Stay connected in every room at home
As the internet has become an ever more pervasive element of our lives, one thing that has ascended with it is the virtually ubiquitous free wi-fi. No matter where we go or what we're doing, we've become accustomed to being constantly surrounded by invisible wireless signals that keep us tethered to the web. Bars, cafes, restaurants, shopping centres and airports all blanket us in wireless internet, and it's a good thing too, as it helps take the burden off our pricier and more constrained mobile data.
But nowhere is wi-fi more important than in the home, where it becomes the glue keeping our PCs, smartphones, tablets, game consoles and lots more online. In our home, we even have bathroom scales connected to wi-fi – which, frankly, is a ridiculous concept but once you get used to having your weight instantly uploaded to the cloud every day you'll wonder how you ever did without it.

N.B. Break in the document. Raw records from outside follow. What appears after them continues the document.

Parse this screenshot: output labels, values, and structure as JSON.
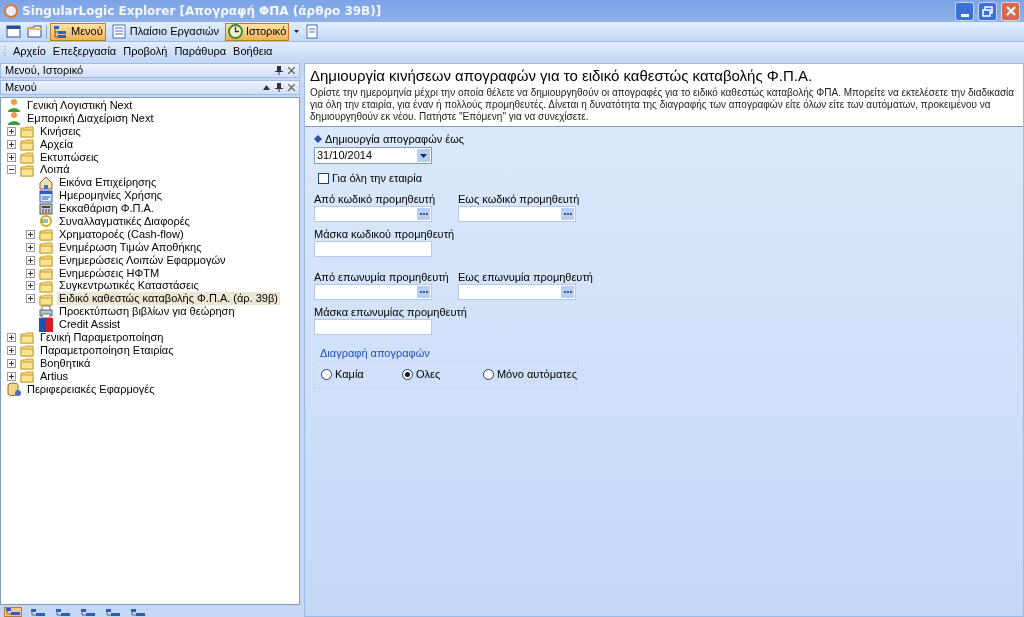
{
  "window": {
    "title": "SingularLogic Explorer [Απογραφή ΦΠΑ (άρθρο 39Β)]"
  },
  "toolbar": [
    {
      "kind": "icon",
      "selected": false
    },
    {
      "kind": "icon",
      "selected": false
    },
    {
      "kind": "separator"
    },
    {
      "kind": "button",
      "label": "Μενού",
      "selected": true
    },
    {
      "kind": "button",
      "label": "Πλαίσιο Εργασιών",
      "selected": false
    },
    {
      "kind": "button",
      "label": "Ιστορικό",
      "selected": true
    },
    {
      "kind": "dropdown"
    },
    {
      "kind": "icon",
      "selected": false
    }
  ],
  "menu": [
    "Αρχείο",
    "Επεξεργασία",
    "Προβολή",
    "Παράθυρα",
    "Βοήθεια"
  ],
  "left_panel": {
    "title": "Μενού, Ιστορικό",
    "sub_title": "Μενού",
    "tree": [
      {
        "label": "Γενική Λογιστική Next",
        "kind": "person",
        "selected": false
      },
      {
        "label": "Εμπορική Διαχείριση Next",
        "kind": "person",
        "selected": false
      },
      {
        "label": "Κινήσεις",
        "kind": "folder",
        "expanded": false,
        "selected": false
      },
      {
        "label": "Αρχεία",
        "kind": "folder",
        "expanded": false,
        "selected": false
      },
      {
        "label": "Εκτυπώσεις",
        "kind": "folder",
        "expanded": false,
        "selected": false
      },
      {
        "label": "Λοιπά",
        "kind": "folder",
        "expanded": true,
        "selected": false,
        "children": [
          {
            "label": "Εικόνα Επιχείρησης",
            "kind": "house",
            "selected": false
          },
          {
            "label": "Ημερομηνίες Χρήσης",
            "kind": "calendar",
            "selected": false
          },
          {
            "label": "Εκκαθάριση Φ.Π.Α.",
            "kind": "calculator",
            "selected": false
          },
          {
            "label": "Συναλλαγματικές Διαφορές",
            "kind": "currency",
            "selected": false
          },
          {
            "label": "Χρηματοροές (Cash-flow)",
            "kind": "folder",
            "expanded": false,
            "selected": false
          },
          {
            "label": "Ενημέρωση Τιμών Αποθήκης",
            "kind": "folder",
            "expanded": false,
            "selected": false
          },
          {
            "label": "Ενημερώσεις Λοιπών Εφαρμογών",
            "kind": "folder",
            "expanded": false,
            "selected": false
          },
          {
            "label": "Ενημερώσεις ΗΦΤΜ",
            "kind": "folder",
            "expanded": false,
            "selected": false
          },
          {
            "label": "Συγκεντρωτικές Καταστάσεις",
            "kind": "folder",
            "expanded": false,
            "selected": false
          },
          {
            "label": "Ειδικό καθεστώς καταβολής Φ.Π.Α. (άρ. 39β)",
            "kind": "folder",
            "expanded": false,
            "selected": true
          },
          {
            "label": "Προεκτύπωση βιβλίων για θεώρηση",
            "kind": "printer",
            "selected": false
          },
          {
            "label": "Credit Assist",
            "kind": "badge",
            "selected": false
          }
        ]
      },
      {
        "label": "Γενική Παραμετροποίηση",
        "kind": "folder",
        "expanded": false,
        "selected": false
      },
      {
        "label": "Παραμετροποίηση Εταιρίας",
        "kind": "folder",
        "expanded": false,
        "selected": false
      },
      {
        "label": "Βοηθητικά",
        "kind": "folder",
        "expanded": false,
        "selected": false
      },
      {
        "label": "Artius",
        "kind": "folder",
        "expanded": false,
        "selected": false
      },
      {
        "label": "Περιφερειακές Εφαρμογές",
        "kind": "database",
        "selected": false
      }
    ],
    "bottom_tabs": [
      {
        "selected": true
      },
      {
        "selected": false
      },
      {
        "selected": false
      },
      {
        "selected": false
      },
      {
        "selected": false
      },
      {
        "selected": false
      }
    ]
  },
  "content": {
    "title": "Δημιουργία κινήσεων απογραφών για το ειδικό καθεστώς καταβολής Φ.Π.Α.",
    "description": "Ορίστε την ημερομηνία μέχρι την οποία θέλετε να δημιουργηθούν οι απογραφές για το ειδικό καθεστώς καταβολής ΦΠΑ. Μπορείτε να εκτελέσετε την διαδικασία για όλη την εταιρία, για έναν ή πολλούς προμηθευτές. Δίνεται η δυνατότητα της διαγραφής των απογραφών είτε όλων είτε των αυτόματων, προκειμένου να δημιουργηθούν εκ νέου. Πατήστε \"Επόμενη\" για να συνεχίσετε.",
    "date_label": "Δημιουργία απογραφών έως",
    "date_value": "31/10/2014",
    "whole_company": {
      "label": "Για όλη την εταιρία",
      "checked": false
    },
    "rows": [
      [
        {
          "label": "Από κωδικό προμηθευτή",
          "kind": "lookup"
        },
        {
          "label": "Εως κωδικό προμηθευτή",
          "kind": "lookup"
        }
      ],
      [
        {
          "label": "Μάσκα κωδικού προμηθευτή",
          "kind": "text"
        }
      ],
      [
        {
          "label": "Από επωνυμία προμηθευτή",
          "kind": "lookup"
        },
        {
          "label": "Εως επωνυμία προμηθευτή",
          "kind": "lookup"
        }
      ],
      [
        {
          "label": "Μάσκα επωνυμίας προμηθευτή",
          "kind": "text"
        }
      ]
    ],
    "delete_group": {
      "title": "Διαγραφή απογραφών",
      "options": [
        {
          "label": "Καμία",
          "selected": false
        },
        {
          "label": "Ολες",
          "selected": true
        },
        {
          "label": "Μόνο αυτόματες",
          "selected": false
        }
      ]
    }
  }
}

So if you've been suffering dead spots, lag, connection issues or other problems with your own home network, it might just be time to upgrade your gear. PETER DOCKRILL
What is it? Netgear Nighthawk X10 R9000
How much? $679 Pros: Remember when wireless routers used to only cost around $100 to $150? Well, they actually still do, but if you want the latest and greatest you'll need to spend a little more. Netgear claims the Nighthawk X10 R9000 is the world's fastest router, on account of it supporting the latest, super-fast 802.11ad wi-fi protocol. If all you need is a speedy, centralised router, this is the theoretical maximum right now.
Cons: Router only, no modem. netgear.com.au
What is it? Linksys Velop
How much? $299.95 (one node), $589.95 (two), $749.95 (three)
Pros: While wireless protocols keep getting faster, the biggest wi-fi innovation in recent times has been the advent of the mesh network. The idea is that, rather than having one router struggle to beam coverage to every corner of your house, a number of dispersed units share the load.
Cons: Might not be as fast as a conventional router but the multi-pronged mesh could be the silver bullet for large dwellings. linksys.com/au
What is it? D-Link PowerLine DHP-701AV
How much? $199.95 Pros: If other solutions don't solve the dead-spot drama in your house – and you can't run a long ethernet cable along the floorboards to move your router to a central location – you might want to think about power-line networking. Simply plug these adapters into the power points in your home, and one adapter transmits the connection to the receiver in another room.
Cons: Connection speed will depend on your electrical wiring; only for devices with an ethernet port. dlink.com.au